“If you’re looking at your line, you’re wading through a lot of black ink, and you need some arrows,” Adams says. “I mark up my scores with vertical hashmarks to make the beats leap off the page because after all, you’re supposed to look over the score at your director.”
That director, at least during rehearsals, is OBF chorusmaster Kathy Romey, director of choral music at the University of Minnesota and OBF founder Royce Saltzmann’s daughter. That might sound a bit suspicious, but “it’s totally not a case of nepotism,” Adams says. “Kathy is absolutely amazing. She’s like a windmill of information. I can always tell, when she looks out of the corner of her eye, she’ll be telling you one thing, thinking about the next three or four things, and her hands are up, ready to start at measure 59.”
Chorus members have between one and three “services” each day, which can mean a rehearsal, a performance or a Discovery Series. The Discovery Series, in which OBF Artistic Director Helmuth Rilling deconstructs passages of musical text (usually, but not always, Bach), sounds like a particularly genial but hardworking practice to the audience. Student conductors in Rilling’s master class take the chorus and orchestra through various movements at the end of Rilling’s hour of combined lecture and music. “I look forward to the Discovery Series almost as an audience member; [Rilling] puts me in student mode” Adams says. “You get something with every rehearsal moment with him.”
Adams, a soprano, often gets placed near the center of the front row for performances, and that can be a bit unsettling. She has no doubts about Rilling’s ability to handle new texts — “He totally inhabits the score, and we completely rely on him,” she says — but she worries, as do other chorus members, about her own performance. “You look up from your score, and he’s always looking at you,” she says, “Everyone’s thinking he’s looking directly into your soul and maybe thinking you’re unprepared.”
It’s hard to be unprepared, though, when chorus members and other musicians stay in contact year-round. When Adams got back from the laundromat, she wrote on Facebook about studying the score — and other singers were out there to help. “The bar is set so high,” she says. “The Sandström is crazy; it’s beautiful.
“I suppose it’s possible that people might think it’s nervy of Sandström to rewrite the Messiah, but it’s such a big story, the whole birth and resurrection of Christ.
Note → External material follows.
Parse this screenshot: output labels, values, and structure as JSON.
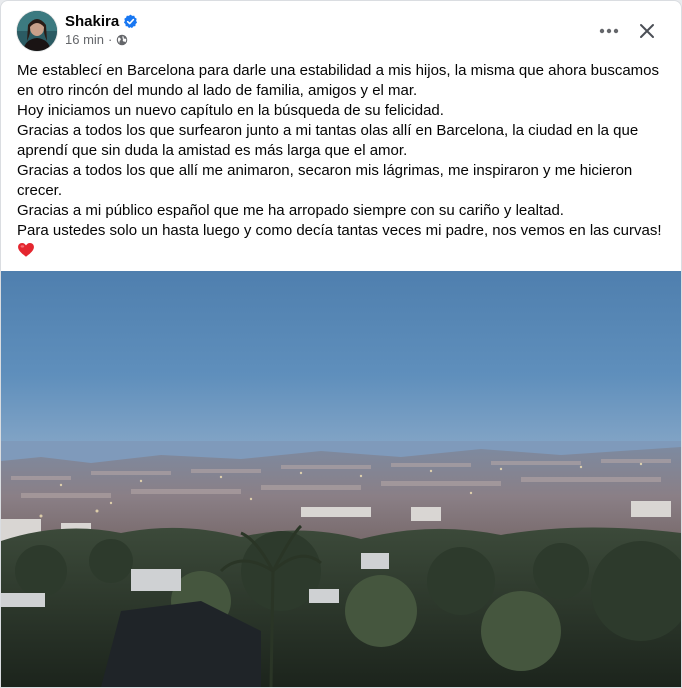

It can definitely take more than one artist interpreting it.”
And along with 53 other chorus members, the orchestra and conductor Helmuth Rilling, Adams helps interpret that story at 7:30 pm Thursday, July 9 — not to mention the other large-scale choral performances, Discovery Series and the extremely occasional night off during the two and a half weeks of the Bach Festival.
See more about the Sandström Messiah online, including interviews with chorus master Kathy Romey and OBF Artistic Administrator Michael Anderson.